Participants had data on prepandemic household income and mental health. The research was published yesterday in The Lancet Regional Health-Americas.
The authors noted that the COVID-19 pandemic has affected not only global public health, but has worsened financial problems in already-struggling families and contributed to newfound financial strain in others.
Over 70% of adolescents said their families lost wages during the pandemic. Teens in families that sustained lost income were more likely to be Black (19.5% vs 12.2%), Hispanic (22.0% vs 12.9%), and living below the poverty line (15.2% vs 4.2%) than those without financial losses. These populations also reported higher levels of stress about the financial toll.
Family financial losses contributed to depression among participants. While adolescents in all income groups whose families experienced loss of income amid the pandemic reported more depressive symptoms (average, 15.3 vs 14.8 symptoms) than those who didn’t, the effect was most evident in those from low-income households, who also reported more stress (average, 7.7 vs 7.3 symptoms) but no difference in substance-use patterns.
“The association between financial stress and depressive symptomatology was robust to the addition of multiple environmental confounders,” the researchers wrote. “Both family-level (family conflict) and individual-level (financial stress) factors mediated the relationship between wage loss and depressive symptomatology,” suggesting that monetary hardship affects this group through a complex network of indirect pathways.
Both clinicians and policymakers should use the findings, they said, to mitigate the youth mental health burden of financial hardship and family conflict during economic crises.

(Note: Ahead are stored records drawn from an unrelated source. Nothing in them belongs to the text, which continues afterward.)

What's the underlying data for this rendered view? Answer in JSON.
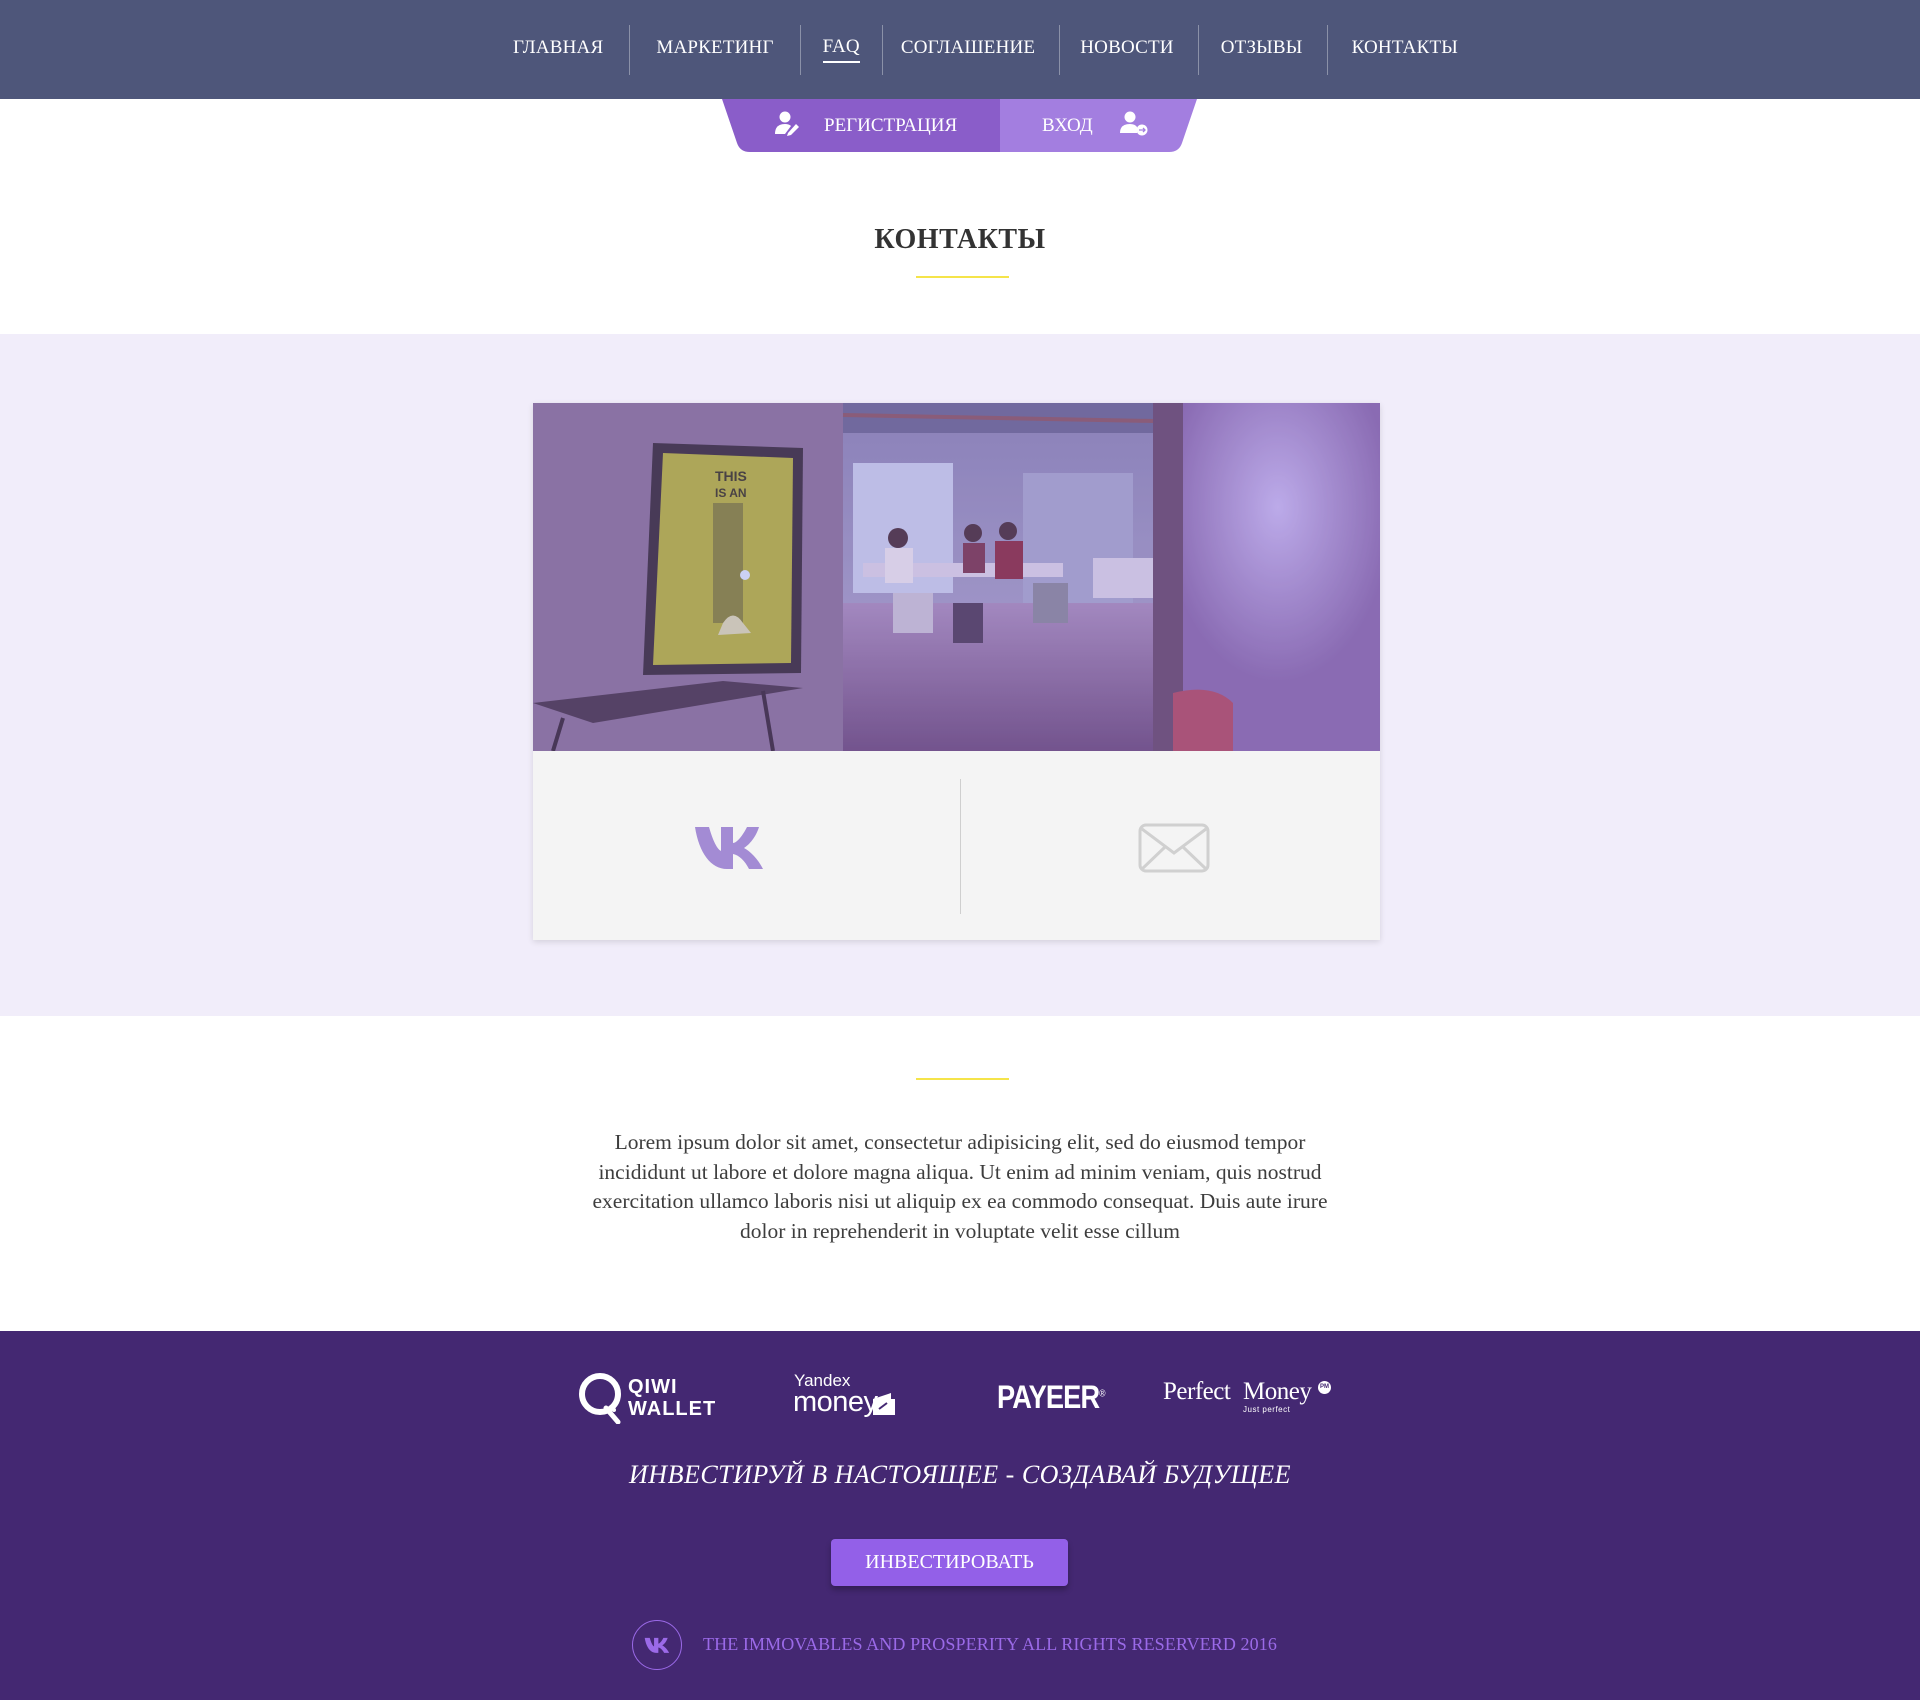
{
  "nav": {
    "items": [
      {
        "label": "ГЛАВНАЯ"
      },
      {
        "label": "МАРКЕТИНГ"
      },
      {
        "label": "FAQ"
      },
      {
        "label": "СОГЛАШЕНИЕ"
      },
      {
        "label": "НОВОСТИ"
      },
      {
        "label": "ОТЗЫВЫ"
      },
      {
        "label": "КОНТАКТЫ"
      }
    ],
    "active_label": "FAQ"
  },
  "auth": {
    "register_label": "РЕГИСТРАЦИЯ",
    "login_label": "ВХОД"
  },
  "page": {
    "title": "КОНТАКТЫ"
  },
  "contacts": {
    "vk_icon": "vk-icon",
    "mail_icon": "mail-icon"
  },
  "about": {
    "text": "Lorem ipsum dolor sit amet, consectetur adipisicing elit, sed do eiusmod tempor incididunt ut labore et dolore magna aliqua. Ut enim ad minim veniam, quis nostrud exercitation ullamco laboris nisi ut aliquip ex ea commodo consequat. Duis aute irure dolor in reprehenderit in voluptate velit esse cillum"
  },
  "footer": {
    "payments": {
      "qiwi_line1": "QIWI",
      "qiwi_line2": "WALLET",
      "yandex_line1": "Yandex",
      "yandex_line2": "money",
      "payeer": "PAYEER",
      "pm_word1": "Perfect",
      "pm_word2": "Money",
      "pm_tagline": "Just perfect"
    },
    "slogan": "ИНВЕСТИРУЙ В НАСТОЯЩЕЕ - СОЗДАВАЙ БУДУЩЕЕ",
    "invest_button": "ИНВЕСТИРОВАТЬ",
    "copyright": "THE IMMOVABLES AND PROSPERITY ALL RIGHTS RESERVERD 2016"
  },
  "colors": {
    "nav_bg": "#4e567a",
    "accent_purple": "#9360e8",
    "auth_reg_bg": "#8a5dc9",
    "auth_login_bg": "#a37ee0",
    "title_underline": "#f5e44a",
    "contact_band_bg": "#f1edfa",
    "footer_bg": "#442872",
    "vk_icon": "#a38bd4",
    "copyright_text": "#9b6ae8"
  }
}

“People often think children do not feel or understand financial stress, but this study shows not only that they do, but that this stress also takes a toll on their mental health,” senior author Ran Barzilay, MD, PhD, said in a CHOP news release.
“Given the strain inflation is likely placing on families’ finances, our findings underscore that financial stress is a key risk factor for adolescent mental health during economic crises and that addressing this stress is important given the current global youth mental health crisis.”